Droughts are scattered around and typically agriculture gets first priority. But, as RT.com reports Fracking is causing problems.
Fracking is occurring in several counties in Arkansas, Colorado, New Mexico, Oklahoma, Texas, Utah and Wyoming, which are currently suffering a severe drought, the Associated Press reports. Although the procedure requires less water than farming or overall residential uses, it contributes to the depletion of an already-scare resource.
Some oil and gas companies manage to drain states of their water supply without spending any money, by depleting underground aquifers or rivers. But when unable to acquire the resource for free, the corporations can purchase large quantities at hefty prices.
“There is a new player for water, which is oil and gas,” Colorado farmer Kent Peppler told AP, noting that he is fallowing some of his corn fields because he can’t afford to irritate them. “And certainly they are in a position to pay a whole lot more than we are.”

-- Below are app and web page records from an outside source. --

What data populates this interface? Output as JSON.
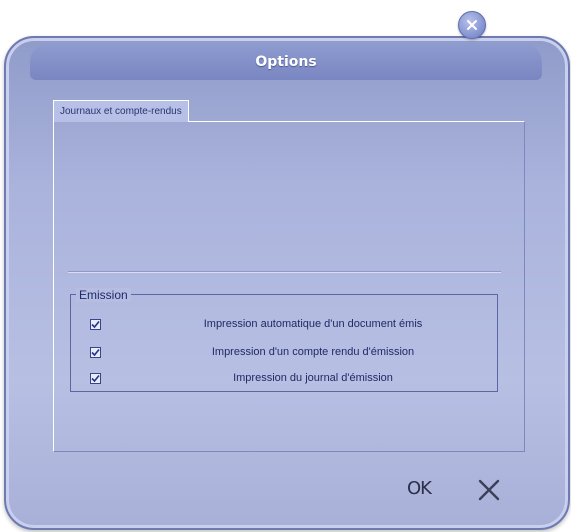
{
  "dialog": {
    "title": "Options"
  },
  "tab": {
    "label": "Journaux et compte-rendus"
  },
  "emission": {
    "group_label": "Emission",
    "items": [
      {
        "label": "Impression automatique d'un document émis",
        "checked": true
      },
      {
        "label": "Impression  d'un compte rendu d'émission",
        "checked": true
      },
      {
        "label": "Impression du journal d'émission",
        "checked": true
      }
    ]
  },
  "buttons": {
    "ok_label": "OK",
    "cancel_icon": "x-icon",
    "close_icon": "close-icon"
  },
  "colors": {
    "window": "#aab3dc",
    "titlebar": "#7986c1",
    "text": "#1f2a66"
  }
}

Peppler, president of the Rocky Mountain Farmers Union, said that the price of water has skyrocketed since oil companies have moved in. The Meade, Colo. Farmer said he used to pay $9 to $100 per acre-foot of water at city-held auctions, but that energy companies are now buying the excess supplies for $1,200 to $2,900 per acre-foot.

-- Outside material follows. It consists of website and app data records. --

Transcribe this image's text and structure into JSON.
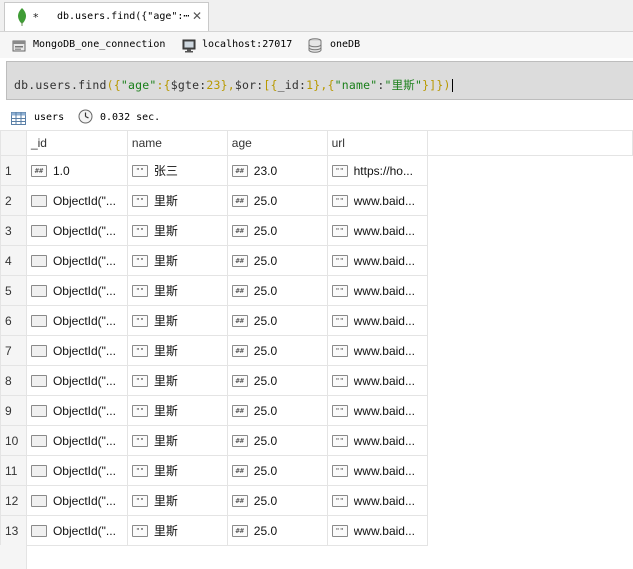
{
  "tab": {
    "modified_marker": "*",
    "title": "db.users.find({\"age\":⋯",
    "close": "✕"
  },
  "connection": {
    "name": "MongoDB_one_connection",
    "host": "localhost:27017",
    "database": "oneDB"
  },
  "query": {
    "p1": "db.users.find",
    "p2": "({",
    "p3": "\"age\"",
    "p4": ":{",
    "p5": "$gte:",
    "p6": "23",
    "p7": "},",
    "p8": "$or:",
    "p9": "[{",
    "p10": "_id:",
    "p11": "1",
    "p12": "},{",
    "p13": "\"name\"",
    "p14": ":",
    "p15": "\"里斯\"",
    "p16": "}]})"
  },
  "status": {
    "collection": "users",
    "time": "0.032 sec."
  },
  "table": {
    "columns": [
      "_id",
      "name",
      "age",
      "url"
    ],
    "type_tags": {
      "number": "##",
      "string": "\"\"",
      "object": ""
    },
    "rows": [
      {
        "n": "1",
        "id": "1.0",
        "id_type": "number",
        "name": "张三",
        "age": "23.0",
        "url": "https://ho..."
      },
      {
        "n": "2",
        "id": "ObjectId(\"...",
        "id_type": "object",
        "name": "里斯",
        "age": "25.0",
        "url": "www.baid..."
      },
      {
        "n": "3",
        "id": "ObjectId(\"...",
        "id_type": "object",
        "name": "里斯",
        "age": "25.0",
        "url": "www.baid..."
      },
      {
        "n": "4",
        "id": "ObjectId(\"...",
        "id_type": "object",
        "name": "里斯",
        "age": "25.0",
        "url": "www.baid..."
      },
      {
        "n": "5",
        "id": "ObjectId(\"...",
        "id_type": "object",
        "name": "里斯",
        "age": "25.0",
        "url": "www.baid..."
      },
      {
        "n": "6",
        "id": "ObjectId(\"...",
        "id_type": "object",
        "name": "里斯",
        "age": "25.0",
        "url": "www.baid..."
      },
      {
        "n": "7",
        "id": "ObjectId(\"...",
        "id_type": "object",
        "name": "里斯",
        "age": "25.0",
        "url": "www.baid..."
      },
      {
        "n": "8",
        "id": "ObjectId(\"...",
        "id_type": "object",
        "name": "里斯",
        "age": "25.0",
        "url": "www.baid..."
      },
      {
        "n": "9",
        "id": "ObjectId(\"...",
        "id_type": "object",
        "name": "里斯",
        "age": "25.0",
        "url": "www.baid..."
      },
      {
        "n": "10",
        "id": "ObjectId(\"...",
        "id_type": "object",
        "name": "里斯",
        "age": "25.0",
        "url": "www.baid..."
      },
      {
        "n": "11",
        "id": "ObjectId(\"...",
        "id_type": "object",
        "name": "里斯",
        "age": "25.0",
        "url": "www.baid..."
      },
      {
        "n": "12",
        "id": "ObjectId(\"...",
        "id_type": "object",
        "name": "里斯",
        "age": "25.0",
        "url": "www.baid..."
      },
      {
        "n": "13",
        "id": "ObjectId(\"...",
        "id_type": "object",
        "name": "里斯",
        "age": "25.0",
        "url": "www.baid..."
      }
    ]
  },
  "icons": {
    "tab": "mongodb-leaf-icon",
    "connection": "server-connection-icon",
    "host": "monitor-icon",
    "database": "database-icon",
    "collection": "table-grid-icon",
    "time": "clock-icon"
  }
}
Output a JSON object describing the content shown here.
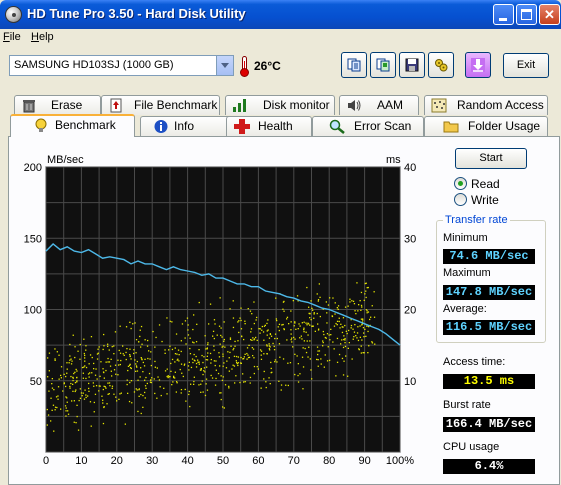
{
  "window": {
    "title": "HD Tune Pro 3.50 - Hard Disk Utility",
    "minimize_label": "",
    "maximize_label": "",
    "close_label": "✕"
  },
  "menu": {
    "file": "File",
    "file_first": "F",
    "file_rest": "ile",
    "help_first": "H",
    "help_rest": "elp"
  },
  "toolbar": {
    "drive": "SAMSUNG HD103SJ (1000 GB)",
    "temperature": "26°C",
    "icons": [
      "copy-text-icon",
      "copy-screenshot-icon",
      "save-icon",
      "options-icon",
      "download-icon"
    ],
    "exit_label": "Exit"
  },
  "tabs": {
    "row1": [
      "Erase",
      "File Benchmark",
      "Disk monitor",
      "AAM",
      "Random Access"
    ],
    "row2": [
      "Benchmark",
      "Info",
      "Health",
      "Error Scan",
      "Folder Usage"
    ],
    "active": "Benchmark"
  },
  "benchmark": {
    "start_label": "Start",
    "read_label": "Read",
    "write_label": "Write",
    "selected_mode": "Read",
    "transfer_rate_title": "Transfer rate",
    "minimum_label": "Minimum",
    "minimum_value": "74.6 MB/sec",
    "maximum_label": "Maximum",
    "maximum_value": "147.8 MB/sec",
    "average_label": "Average:",
    "average_value": "116.5 MB/sec",
    "access_time_label": "Access time:",
    "access_time_value": "13.5 ms",
    "burst_rate_label": "Burst rate",
    "burst_rate_value": "166.4 MB/sec",
    "cpu_usage_label": "CPU usage",
    "cpu_usage_value": "6.4%"
  },
  "colors": {
    "transfer_line": "#4db8e8",
    "access_points": "#e6e600",
    "plot_background": "#101010",
    "grid": "#4a4a4a"
  },
  "chart_data": {
    "type": "line",
    "left_unit": "MB/sec",
    "right_unit": "ms",
    "x_ticks": [
      "0",
      "10",
      "20",
      "30",
      "40",
      "50",
      "60",
      "70",
      "80",
      "90",
      "100%"
    ],
    "y_left_ticks": [
      "200",
      "150",
      "100",
      "50"
    ],
    "y_right_ticks": [
      "40",
      "30",
      "20",
      "10"
    ],
    "xlim": [
      0,
      100
    ],
    "ylim_left": [
      0,
      200
    ],
    "ylim_right": [
      0,
      40
    ],
    "grid": true,
    "series": [
      {
        "axis": "left",
        "x": [
          0,
          2,
          4,
          6,
          8,
          10,
          12,
          14,
          16,
          18,
          20,
          22,
          24,
          26,
          28,
          30,
          32,
          34,
          36,
          38,
          40,
          42,
          44,
          46,
          48,
          50,
          52,
          54,
          56,
          58,
          60,
          62,
          64,
          66,
          68,
          70,
          72,
          74,
          76,
          78,
          80,
          82,
          84,
          86,
          88,
          90,
          92,
          94,
          96,
          98,
          100
        ],
        "values": [
          141,
          146,
          142,
          144,
          141,
          140,
          142,
          139,
          136,
          137,
          136,
          135,
          132,
          134,
          132,
          132,
          130,
          128,
          130,
          128,
          127,
          126,
          124,
          125,
          122,
          122,
          120,
          118,
          118,
          116,
          116,
          113,
          112,
          111,
          109,
          108,
          106,
          105,
          103,
          101,
          100,
          98,
          96,
          94,
          92,
          90,
          88,
          86,
          83,
          79,
          75
        ]
      },
      {
        "axis": "right",
        "type": "scatter",
        "x_range": [
          0,
          93
        ],
        "mean_ms": 13.5,
        "min_ms": 2,
        "max_ms": 25
      }
    ]
  }
}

NPR has a good post on Water Wars.
Very few, but some of the smartest data center people look at the water rights for their data center. Do you?
In an arid place like the Klamath Basin, there often isn't enough water available for everyone who has a right to use it. And the person with the oldest water right gets all the water they are entitled to first.